Work out whether it’s right for you
Mr Cunningham says many of the potential clients he meets asking for DB transfers want to forgo their DB scheme so they can self-manage their investments. But they often forget the first rule of financial planning – to consider their finances as a whole.
A DB pension is often described by Investors Chronicle economist Chris Dillow as like having a large holding in government bonds because of the protection it provides to a portfolio – a guaranteed income and an investment that cannot fall in value.
Mr Cunningham adds: “If you leave your DB pension where it is, you can afford to take more risk with your other assets. Whereas if you put all your eggs in one basket, for example in a Sipp, you should be taking less risk as you cannot afford for that to go wrong.”
There is a conflict of interest with contingent charging in that the adviser is incentivised to recommend a transfer
Some investors incorrectly base future expectations on past performance. “Expected investment returns are a key part of comparing what a final-salary DB scheme would give you compared with what you could do yourself. A lot of people I have conversations with think they can make a return of 8 per cent a year, but this may not happen in the future. In a thoroughly benign market investment asset classes like global equities seem lower risk than they probably are.”
Some DB pension holders want to transfer out of their scheme sooner rather than later to take control of their investments. However, once you have done this it is irrevocable. So you should not transfer out until the latest possible moment – under current regulations you can transfer out of a DB pension up to 12 months before your scheme’s retirement age.
“If you are under 55, one of the main questions to ask yourself is why you want to transfer now," adds Mr Cunningham. "If you are unsure, wait."
Find the right adviser
If you are considering transferring out of your DB pension scheme it is important to find the right adviser for the right price and charging model.
Advisers charge for work on DB pension transfers in one of two ways. Some charge a flat fee to compile a detailed and tailored report on whether a transfer is suitable for you.
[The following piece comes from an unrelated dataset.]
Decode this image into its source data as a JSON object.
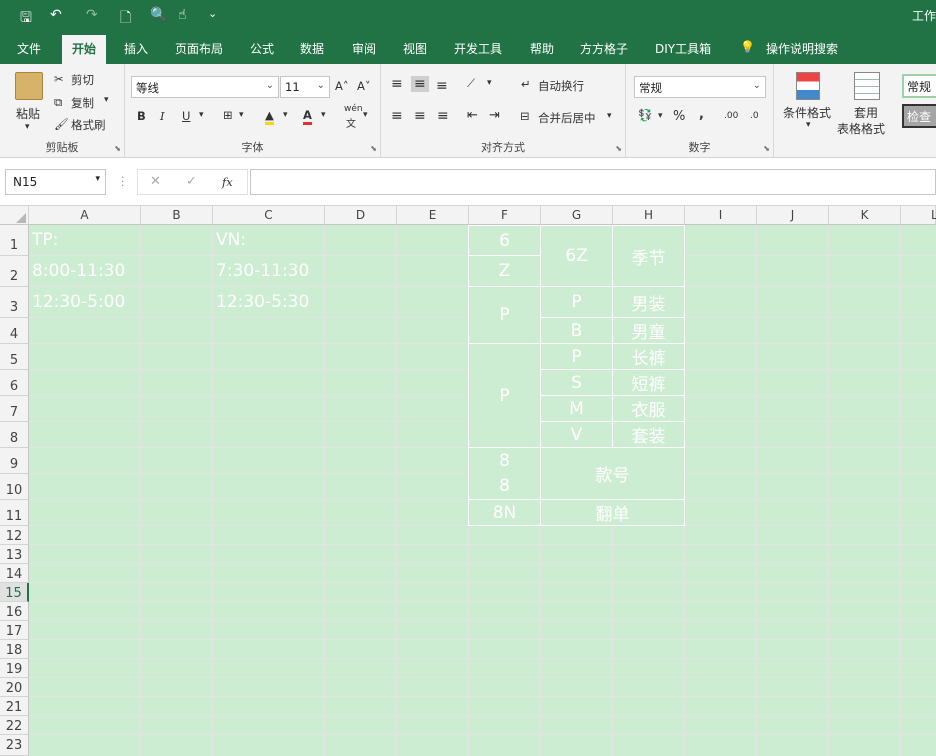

But others provide this report for free and if a transfer is undertaken charge a percentage of its value, something known as contingent charging.
There is a conflict of interest with contingent charging in that the adviser is incentivised to recommend a transfer even if it is not totally suitable for the client, as otherwise they wouldn't get a fee. The FCA has continued to allow contingent charging on the basis that it enables investors who can't afford the one-off fee, which can be high, to get advice. But Mr Askew argues: “You should be prepared to pay for proper advice or what you will receive is likely to be biased. When a DB transfer is involved this is absolutely crucial.”
But Mr Cunningham says that investors who want to transfer out of a DB pension tend to fall into one of two categories. Some are unsure about what to do and want advice on what would result in the best outcome. But others have already decided to transfer and and are only taking advice to meet the legal requirement.
“If you’re in the first category you want a chartered financial planner who is a pension transfer specialist and will act in your best interests, so one who charges a one-off fee for the transfer advice," says Mr Cunningham. "Contingent charging is inappropriate as with this model the report is just a sales aid that the adviser hopes will result in a product sale. But if you’re in the second category you could use contingent charging to your advantage." It is worth bearing in mind that if you have a large pot and are set on transferring, contingent charging could end up more expensive than a one-off fee so do the comparison.
When looking for an adviser to help with a transfer out of a DB scheme speak to them and see how you feel about them. If this is positive, find out how they get paid. If they are incentivised to sell something, walk away. If they will commit to designing a strategy tailored for your needs then continue but never pay up front – this should always be done on completion.